We led two data collection activities--one as part of a Stanford "future of work" class, and one at the Hasso Plattner Institute of Design at Stanford. We asked participants (mostly Gen-Zers) to reflect on their hybrid work experiences and apply design thinking to create more effective hybrid environments. 

Our findings underscore the importance of embracing design thinking to better meet the needs of your future workforce. 

For Gen Z, hybrid work is about building connection, especially with leaders. 

When we asked our study participants to apply design thinking to hybrid work environments, they overwhelmingly focused on the problem of building connection in remote and hybrid environments. They wanted to design environments that would enable them to forge stronger connections--especially with leaders. They wanted leaders to connect with them more, communicate with them more, and be more accessible. One participant wondered what would happen if leaders were actually part of their team.

Participants also wanted leaders to engage in open and honest communication with them. One participant wondered what would happen if leaders shared life updates with them and connected with them on a more "human" level. This type of leadership that Gen Z is craving in a hybrid environment is especially important amid difficult times and potential layoff threats because there is even more of a spotlight placed on leaders, as Bob Sutton has described

Designing better hybrid work technology is top-of-mind for Gen Z.  

Participants also wanted to design better technology for hybrid work. They ideated potential solutions for simulating virtual office settings. One group proposed implementing a system "where people can work together in a virtual environment with or without camera/audio at all times." 

For Gen Z, current hybrid work technology isn't going to cut it. One participant wondered about having a "cool A.I. algorithm that contacted my boss when I was struggling." Another reflected on the potential for more predictive technology, asking, "What if my workflow was better designed so that I could see my future tasks?" And another mentioned the work of Katherine Isbisterl, whose research focuses on "suprahuman" technology. In contrast to isolating or individualist technology, suprahuman technology is aimed at "bringing people together and honoring the human experience" through wearables and other technology. 

Experimentation and the future of work.

Our participants embraced experimentation--and exemplified what it means to experiment in a hybrid work environment.
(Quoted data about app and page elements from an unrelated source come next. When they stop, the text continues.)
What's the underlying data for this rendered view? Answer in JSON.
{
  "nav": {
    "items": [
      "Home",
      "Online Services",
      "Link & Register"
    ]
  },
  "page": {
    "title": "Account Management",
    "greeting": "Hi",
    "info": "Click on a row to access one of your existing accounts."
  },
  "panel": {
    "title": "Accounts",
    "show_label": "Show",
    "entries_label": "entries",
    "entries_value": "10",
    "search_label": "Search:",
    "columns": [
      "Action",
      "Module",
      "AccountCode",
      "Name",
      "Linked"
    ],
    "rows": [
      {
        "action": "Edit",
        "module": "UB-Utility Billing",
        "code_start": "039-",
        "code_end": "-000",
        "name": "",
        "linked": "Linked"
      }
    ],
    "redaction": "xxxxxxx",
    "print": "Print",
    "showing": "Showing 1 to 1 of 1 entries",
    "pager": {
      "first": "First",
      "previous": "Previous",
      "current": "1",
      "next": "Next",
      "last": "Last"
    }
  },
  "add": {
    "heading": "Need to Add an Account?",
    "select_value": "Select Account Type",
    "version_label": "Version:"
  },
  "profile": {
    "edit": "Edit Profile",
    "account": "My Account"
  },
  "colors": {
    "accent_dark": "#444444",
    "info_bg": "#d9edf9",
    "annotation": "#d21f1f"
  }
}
One group wanted to test the idea of banning videoconferencing until team members had met in person. Other groups wanted to run experiments to test different hybrid work arrangements--in our research, we've found that there are more than a dozen different hybrid structures. 

If you want to design your organization for Gen Z, try thinking about hybrid work as an exercise in design thinking. This can be one of the most efficient ways to design your hybrid work strategy with limited resources. As well, demonstrating a commitment to experimentation shows your employees--past, present, and, especially, future--that you're guiding your decisions by research, not by gut instinct, and not by a fear of change.